Introduction: Extracorporeal photopheresis (ECP) is an effective therapy for patients with acute or chronic graft-versus-host disease (GVHD) who have significant skin involvement. During ECP, buffy coat is collected from the peripheral blood (PBL), mixed with 8-methoxypsoralen (8-MOP), and exposed to ultraviolet-A (UVA). Photo-activated 8-MOP crosslinks DNA in nucleated cells, which are infused back to the patient to induce an immune modulatory effect. The exact mechanism of ECP and the optimal cellular dose to treat are unknown.
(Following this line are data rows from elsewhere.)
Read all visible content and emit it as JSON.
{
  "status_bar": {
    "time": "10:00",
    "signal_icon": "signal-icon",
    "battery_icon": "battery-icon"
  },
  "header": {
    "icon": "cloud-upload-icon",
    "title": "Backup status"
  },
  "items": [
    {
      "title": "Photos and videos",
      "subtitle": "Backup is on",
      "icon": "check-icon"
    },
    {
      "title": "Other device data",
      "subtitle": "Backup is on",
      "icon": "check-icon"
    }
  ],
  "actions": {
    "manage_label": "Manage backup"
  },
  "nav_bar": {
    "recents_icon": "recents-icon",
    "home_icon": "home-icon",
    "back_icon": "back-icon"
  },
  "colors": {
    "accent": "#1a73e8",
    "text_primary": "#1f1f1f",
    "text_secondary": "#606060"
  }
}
We previously demonstrated a linear relationship between lymphocyte counts in the PBL and the buffy coat, with the collection efficiency affected primarily by the type of ECP machine used (UVAR or CELLEX; Therakos, West Chester, PA). It is therefore feasible to track the cellular dose of ECP by measuring the lymphocyte count in the PBL prior to each procedure. Another outstanding question is whether ECP can be successfully performed at a decreased hematocrit, which is a common finding among patients with GVHD. Due to concerns over the collection efficiency and patient safety, our protocol recommends transfusion of red cells prior to ECP when a patient's hematocrit is in the range of 28-30%. However, there is no evidence from human subjects supporting the relevance of this specific threshold. In this study, we compared the collection efficiency during ECP in GVHD patients with hematocrits between 24% and 29% and those with hematocrits of 29% or higher.

Methods: Patients with GVHD and hematocrits between 24% and 29% were prospectively recruited for this study which was approved by the institutional review board (n=26). The hematocrit of 24% approximated the red cell transfusion threshold for our transplant patient population. One ECP procedure was performed for each patient using the CELLEX with 1500 mL of whole blood processed. PBL was drawn within 24 hours prior to the procedure for a complete cell count with automated differentials. At the end of cell collection but prior to 8-MOP treatment, 1 mL of well-mixed buffy coat was drawn for the complete cell count. Spearman correlation coefficient was calculated for the counts of each nucleated cell type, including neutrophils, lymphocytes and monocytes, in the PBL versus the buffy coat. The collection efficiency, or fold enrichment, was evaluated using the ratio of lymphocyte count in the buffy coat to that in the PBL. The ratio was then compared among the current cohort (lower-hct-CELLEX group) and two historical control groups with hematocrits of 29% or higher who were treated with either UVAR (higher-hct-UVAR group n=6) or CELLEX (higher-hct-CELLEX group, n=16). Mann-Whitney test was performed with a double-sided p value of 0.05. Data visualization and statistical analysis were performed using Prism 6.

Results: Consistent with our previous findings in patients with higher hematocrits, there was a significant correlation between lymphocyte counts in the PBL and the buffy coat in the lower-hematocrit-CELLEX group (r=0.66, p=0.0002) (Figure 1A). A significant correlation was also observed for monocytes (r=0.46, p=0.02) but not neutrophils (r=0.26, p=0.20). The distribution of lymphocyte counts was fit into a linear regression model with a slope of 4.22 (95% CI: 3.06-5.37, p < 0.0001). The fold enrichment for lymphocytes was higher in the lower-hct-CELLEX group than in the higher-hct-UVAR group (medians: 4.94 versus 1.66, p=0.008). The fold enrichment for lymphocytes was not significantly different between the lower-hct-CELLEX group and the higher-hct-CELLEX group (medians: 4.94 versus 5.22, p=0.27) (Figure 1B). According to previous protocols, approximately 1-2 units of red blood cells would have been transfused for each patient in the lower-hct-CELLEX group prior to each procedure. These transfusions were completely avoided without any adverse events observed throughout the study.

Conclusions: The fold enrichment of lymphocytes during ECP using the CELLEX is comparable between GVHD patients with hematocrits between 24% and 29% and patients with hematocrits of 29% or higher. Unnecessary red blood cell transfusion may be avoided without significant increase in adverse events. The efficacy and safety of this practice warrant further investigation in a larger cohort.


No relevant conflicts of interest to declare.

Author notes


Asterisk with author names denotes non-ASH members.